Monday, October 28, 2013

Captain Marvel, Jr. #37 (April 1946, The Crime Wave)

The Crime Wave

This story has a sort of odd mixing of different time eras connected to it. Freddy, in then current times (1946), reads an newspaper article about problems in a mining camp (seemly in Alaska or the Yukon). When he arrives to help out in New Town City it seems as if he has gone 50 years into the past to the turn of the 20th Century during the Alaska gold rush days (note the police uniforms- various fashions and town scenes). This sort of "time wrapping" was used in 1950s TV programs like The Roy Rogers Show where Roy and Dale strapped on six shooters to their hips and rode beautiful horses while Pat Brady drove his jeep -Nellybell. As a kid I didn't have a problem with this it just a part of the show. Art by Bud Thompson.

Monday, October 21, 2013

Captain Marvel Jr. #37 (April 1946- The Greybeard!)

The GreyBeard!

Apparently real time exists in Capt. Marvel Jr. stories as Greybeard was convicted in 1846. Since 99 years would have been 1945 from 1846 it seems likely this story was delayed from that year. The art style is anachronistic as three pages use a four-tier panel approach that was more in style in the late 1930s/early 1940s than in the post-war years. The layout and draftsmanship by August Froehlich is markedly different from any of the other stories in the issue. Froehlich obvious copies some of Raboy's poses as he use the same back shot of Cap Jr. in three different panels. Froehlich seems to be one of those artists (at least as far as Captain Marvel Jr. is concerned) who was more of an illustrator and didn't quite understand the dynamics of the panel-to-panel comic strip visual continuity. His work is some of the dullest on the Captain Marvel Jr. strip.

Monday, October 14, 2013

Captain Marvel Jr. #37 (April 1946, "Sees Stars!")

Sees Stars!

This is a delightful human interest story that shows an infatuated Freddy Freeman being kissed by the beautiful movie star, Lona Twister (Cap Jr. is equally infatuated). Lona Twister seems to be a take off of real life movie star, Lana Turner. However, there are a couple of problems. One, Lona Twister seems not to realize Freddy is the Blue Boy even though he turns into the World's Mightiest Boy in front of her in locked room (Though in the last panel while planting a kiss on Freddy's cheek Miss Twister coyly says, "And this is for your friend Capt. Marvel Jr.! I'll always be indebted to him."). Second, Cap Jr. uses deceit to help the motion picture star succeed with the movie studios. He declares while clobbering the kidnappers with a high heeled shoe, "These high heel marks will convince the reporters. Now, I'd better leave so nobody will suspect I had anything to do with it." Art by Bud Thompson.
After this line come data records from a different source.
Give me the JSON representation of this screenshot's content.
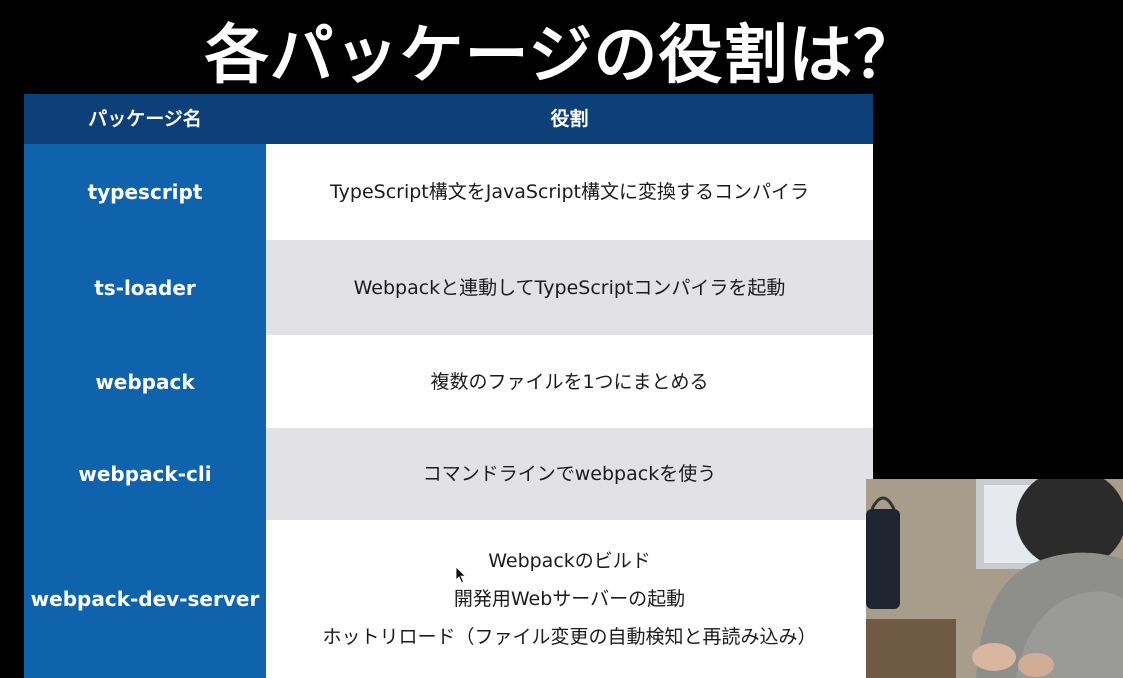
{
  "slide": {
    "title": "各パッケージの役割は？"
  },
  "table": {
    "headers": [
      "パッケージ名",
      "役割"
    ],
    "rows": [
      {
        "package": "typescript",
        "role": [
          "TypeScript構文をJavaScript構文に変換するコンパイラ"
        ]
      },
      {
        "package": "ts-loader",
        "role": [
          "Webpackと連動してTypeScriptコンパイラを起動"
        ]
      },
      {
        "package": "webpack",
        "role": [
          "複数のファイルを1つにまとめる"
        ]
      },
      {
        "package": "webpack-cli",
        "role": [
          "コマンドラインでwebpackを使う"
        ]
      },
      {
        "package": "webpack-dev-server",
        "role": [
          "Webpackのビルド",
          "開発用Webサーバーの起動",
          "ホットリロード（ファイル変更の自動検知と再読み込み）"
        ]
      }
    ]
  },
  "colors": {
    "header_bg": "#0d3f78",
    "package_col_bg": "#0f63ad",
    "row_white": "#ffffff",
    "row_grey": "#e1e1e6",
    "page_bg": "#000000"
  },
  "icons": [
    "mouse-pointer-icon"
  ]
}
Monday, October 7, 2013

Captain Marvel Jr. #36 (March 1946, "Monkey Shines! ")

Monkey Shines! 

Here we have another POF (Pets of Freddy) story this time with a monkey. An over-aching theme is the naming of the small simian. At the end of the story Freddy calls the monkey, Jeep. He also lists several readers who sent in the right name. While this comic did not have a letters page this acknowledges the importance of its readers and apparently the responsiveness of those readers. Comic book letter columns in the 1940s were a rarity at best.  Some of the panels (showing the monkey) could easily have been in a funny animal comic of the period with its animated quality. The artwork (probably) by Bud Thompson shows the his versatility as an artist. He is able to go from realistic draftsmanship to excellent cartoon work. This story has standard copies of Mac Raboy poses for Cap Jr.

Thursday, October 3, 2013

San Diego Comics Fest

I will be at the San Diego Comics Fest this weekend. I will be speaking on the history of American Comics from 1930-1970. Below is the description of my presentation. This will be on Friday night, Oct 4. If you are coming to the Con stop by and say hi.

6:15pm – 7:15pm: The History of American Comic Books, 1930-1970- Don Ensign presents an illustrated history of American comic books, from 1930 through the Silver Age. His presentation begins with the reprint comics of the 1930s, then goes into the rise of Superman and other super heroes. Don discusses the other trends and major companies and personalities of the 1940s. Then he goes into the 1950s with the crime and horror comics and Dr Wertham, followed by the rise of the Silver Age and Marvel Comics and 1960s comics fandom. Panelist: Don Ensign Room: Eaton. - See more at:

I've also be on a panel late Sunday afternoon.

Don Ensign